From: lfr942f@cnas.smsu.edu (Reid Leslie F)
Newsgroups: sci.math
Subject: Re: Determining finite groups
Date: 6 Mar 1996 16:57:50 GMT
Nick Halloway (snowe@rain.org) wrote:
: I posted a question earlier: can a finite group be determined, given
: information about the number of conjugacy classes with a given size and
: order of elements.
[snip]
: Any thoughts?
I think I have an explicit counterexample to your original question.
Let p be a prime greater than 3.
Let H=C_p x C_p x C_p x C_p. We have Aut(H)=GL_4(Z_p). We will construct
two semidirect products of C_p and H, one where the generator of C_p is
sent to the matrix 1 1 0 0 and another where is is sent to 1 1 0 0
0 1 1 0 0 1 0 0
0 0 1 0 0 0 1 1
0 0 0 1 0 0 0 1.
If we denote the first group by G_1 and the second by G_2, then explicit
presentations are
G_1= and
G_2=.
Now all of the nonidentity elements of G_1 and G_2 have order p (this is
where we need p>3; it is not the case in G_1 if p=2 or 3) and both groups
have p^3-p^2 conjugacy classes of order p^2, p^3-p conjugacy classes of
order p, and p^2 conjugacy classes of order 1. The groups are not
isomorphic since modding out by their centers gives nonisomorphic groups:
G_1/Z(G_1)=G_1/=**
G_2/Z(G_2)=G_2/=****,
the former being nonabelian, while the latter is abelian.
I think the key was getting two different Jordan canonical forms having
the same number of 1's on the superdiagonal.
Let me know if this does the trick,
Les Reid
Southwest Missouri State University
==============================================================================
From: snowe@rain.org (Nick Halloway)
Newsgroups: sci.math
Subject: Re: Determining finite groups
Date: 7 Mar 96 20:54:42 GMT
Posted for Avinoam Mann
The questin was: suppose G is a finite group, and for each order of an element
of G we know how many conjugacy classes of elements of this order G has, and
also the sizes of these classes.

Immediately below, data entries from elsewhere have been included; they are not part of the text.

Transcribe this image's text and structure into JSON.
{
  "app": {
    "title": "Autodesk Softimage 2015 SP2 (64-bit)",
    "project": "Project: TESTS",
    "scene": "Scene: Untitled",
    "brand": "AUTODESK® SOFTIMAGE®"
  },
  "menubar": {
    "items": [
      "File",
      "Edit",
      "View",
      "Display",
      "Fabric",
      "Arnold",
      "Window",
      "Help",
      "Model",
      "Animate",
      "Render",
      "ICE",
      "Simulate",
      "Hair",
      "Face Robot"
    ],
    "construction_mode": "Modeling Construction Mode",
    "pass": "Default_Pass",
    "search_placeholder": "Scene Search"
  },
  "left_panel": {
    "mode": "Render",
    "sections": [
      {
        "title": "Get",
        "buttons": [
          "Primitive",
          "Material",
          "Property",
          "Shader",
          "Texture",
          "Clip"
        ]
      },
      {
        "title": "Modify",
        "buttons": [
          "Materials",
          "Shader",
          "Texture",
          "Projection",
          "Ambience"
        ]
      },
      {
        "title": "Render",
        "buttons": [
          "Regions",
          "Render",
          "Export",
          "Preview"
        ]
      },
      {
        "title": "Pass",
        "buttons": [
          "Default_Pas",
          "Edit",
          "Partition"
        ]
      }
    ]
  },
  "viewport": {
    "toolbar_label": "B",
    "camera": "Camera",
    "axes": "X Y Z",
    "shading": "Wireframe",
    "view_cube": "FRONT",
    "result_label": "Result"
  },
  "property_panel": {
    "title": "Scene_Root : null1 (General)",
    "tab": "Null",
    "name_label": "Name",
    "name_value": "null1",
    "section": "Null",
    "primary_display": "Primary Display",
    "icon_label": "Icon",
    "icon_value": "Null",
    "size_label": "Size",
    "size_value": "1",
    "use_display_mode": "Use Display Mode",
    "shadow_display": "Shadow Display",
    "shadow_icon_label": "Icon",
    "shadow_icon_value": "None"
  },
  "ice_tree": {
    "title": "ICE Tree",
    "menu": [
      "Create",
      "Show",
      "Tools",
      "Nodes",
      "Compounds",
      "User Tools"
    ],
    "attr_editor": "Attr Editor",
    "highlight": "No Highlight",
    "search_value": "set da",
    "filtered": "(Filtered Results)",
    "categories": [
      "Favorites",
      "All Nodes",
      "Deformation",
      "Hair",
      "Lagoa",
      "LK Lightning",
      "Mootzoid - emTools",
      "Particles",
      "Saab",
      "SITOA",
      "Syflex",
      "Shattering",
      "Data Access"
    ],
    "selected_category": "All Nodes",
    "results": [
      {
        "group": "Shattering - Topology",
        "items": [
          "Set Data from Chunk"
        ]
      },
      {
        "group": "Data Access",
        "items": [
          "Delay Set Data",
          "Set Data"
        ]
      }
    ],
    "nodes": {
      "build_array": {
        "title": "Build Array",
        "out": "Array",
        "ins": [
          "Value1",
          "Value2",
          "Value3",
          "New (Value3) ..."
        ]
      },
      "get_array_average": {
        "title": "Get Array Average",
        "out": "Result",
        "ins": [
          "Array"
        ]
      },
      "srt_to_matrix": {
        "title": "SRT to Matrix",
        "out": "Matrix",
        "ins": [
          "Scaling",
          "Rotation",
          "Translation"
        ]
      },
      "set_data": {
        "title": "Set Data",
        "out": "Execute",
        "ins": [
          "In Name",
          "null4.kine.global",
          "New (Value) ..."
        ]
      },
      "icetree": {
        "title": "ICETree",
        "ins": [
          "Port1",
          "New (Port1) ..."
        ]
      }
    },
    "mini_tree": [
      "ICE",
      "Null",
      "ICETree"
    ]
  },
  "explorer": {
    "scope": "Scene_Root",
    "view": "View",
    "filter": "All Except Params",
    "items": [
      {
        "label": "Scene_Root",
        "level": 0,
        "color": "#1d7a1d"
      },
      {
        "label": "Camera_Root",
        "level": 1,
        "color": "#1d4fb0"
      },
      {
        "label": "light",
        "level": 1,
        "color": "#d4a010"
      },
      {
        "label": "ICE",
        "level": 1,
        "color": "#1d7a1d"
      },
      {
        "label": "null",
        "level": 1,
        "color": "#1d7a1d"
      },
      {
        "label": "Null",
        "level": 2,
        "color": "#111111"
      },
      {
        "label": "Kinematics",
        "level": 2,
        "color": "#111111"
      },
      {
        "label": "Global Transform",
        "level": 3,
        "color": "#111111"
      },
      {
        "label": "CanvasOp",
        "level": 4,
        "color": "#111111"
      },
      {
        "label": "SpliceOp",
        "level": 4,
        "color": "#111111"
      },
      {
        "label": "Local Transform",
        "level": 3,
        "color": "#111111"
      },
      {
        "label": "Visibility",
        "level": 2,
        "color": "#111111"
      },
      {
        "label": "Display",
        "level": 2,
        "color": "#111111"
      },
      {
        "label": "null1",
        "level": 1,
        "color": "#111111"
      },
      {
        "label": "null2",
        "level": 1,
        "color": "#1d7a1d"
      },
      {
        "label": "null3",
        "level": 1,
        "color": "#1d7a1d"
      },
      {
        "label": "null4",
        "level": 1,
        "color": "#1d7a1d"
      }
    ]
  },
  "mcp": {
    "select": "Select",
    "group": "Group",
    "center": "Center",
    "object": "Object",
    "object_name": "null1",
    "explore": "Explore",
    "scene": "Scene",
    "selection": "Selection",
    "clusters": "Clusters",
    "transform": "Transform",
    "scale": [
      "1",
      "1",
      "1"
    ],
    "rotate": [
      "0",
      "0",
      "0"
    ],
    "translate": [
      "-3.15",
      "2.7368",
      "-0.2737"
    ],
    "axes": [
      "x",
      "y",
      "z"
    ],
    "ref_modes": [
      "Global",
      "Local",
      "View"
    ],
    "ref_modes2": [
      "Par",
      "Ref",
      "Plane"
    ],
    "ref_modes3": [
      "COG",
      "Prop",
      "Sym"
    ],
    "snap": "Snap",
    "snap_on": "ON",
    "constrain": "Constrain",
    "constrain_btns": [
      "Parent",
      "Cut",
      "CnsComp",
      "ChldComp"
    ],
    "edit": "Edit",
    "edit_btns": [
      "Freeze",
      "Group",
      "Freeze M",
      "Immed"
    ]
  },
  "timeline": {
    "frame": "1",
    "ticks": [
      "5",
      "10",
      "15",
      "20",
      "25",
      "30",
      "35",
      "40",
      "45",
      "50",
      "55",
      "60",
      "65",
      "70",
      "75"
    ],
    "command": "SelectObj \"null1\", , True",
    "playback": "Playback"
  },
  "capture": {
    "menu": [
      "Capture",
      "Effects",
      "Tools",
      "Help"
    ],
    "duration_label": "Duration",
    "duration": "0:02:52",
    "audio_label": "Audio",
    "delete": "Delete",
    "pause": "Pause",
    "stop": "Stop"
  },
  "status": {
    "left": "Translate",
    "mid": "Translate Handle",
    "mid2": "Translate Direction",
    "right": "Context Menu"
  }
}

Is G then determined (up to isomorphism)?
The answer is "no". E.C.Dade, answering a question of R.Brauer, has
constructed, for each prime p at least 5, two non-isomorphic groups of exponent
p, order p^7, and the same character table. Having the same char. table is
much stronger than having the same number of classes of each size.
Dave Rusin suggested an asymptotic approach as follows. Let f(n,p) be the
number of groups of order p^n, and let g(n,p) be log_pf(n,p). Then it is known
that g(n,p) is asymptotic (as n goes to infinity) to (2/27)n^3. Now suppose
that G, of order p^n, has a(j,k) classes of size p^j of elements of order p^k.
THen both j and k are between 0 and n, so there are (n+1)^2 pairs (j,k). For
each pair, the number a(j,k) is at most p^(n-j). The total no. of possible
a(j,k) is then about p^((1/2)n^3). Now if the constant 1/2 here could somehow
be improved to be less than 2/27, we'll obtain that there are many p-groups,
for large n, with the same a(j,k).
One possibility to improve the estimate is to note that since x belongs to
the centraliser of x, the size p^j is at most p^(n-k), so j + k is at most n.
This replaces the 1/2 by 1/3, which is not yet good enough. But, if we look
at G.Higman's paper in which he obtains the lower bound (2/27)n^3 for g(n,p),
we see that he uses only groups of exponent p or p^2. Thus we may assume that
k is 1 or 2, and this gives 2n pairs (j,k), and a quadratic bound for
log_p(no. possible a(j,k)), so certainly for large n we have many groups with
the same a(j,k).
References: Dade's paper is the first in J.Alg. (v.1, p.1).(1964).
Higman's paper is at Proc. London Math. Soc., late 50's.
C.C.Sims' paper, giving the upper bound for g(n,p), is at a later volume of
the same Proc.
Avinoam Mann
**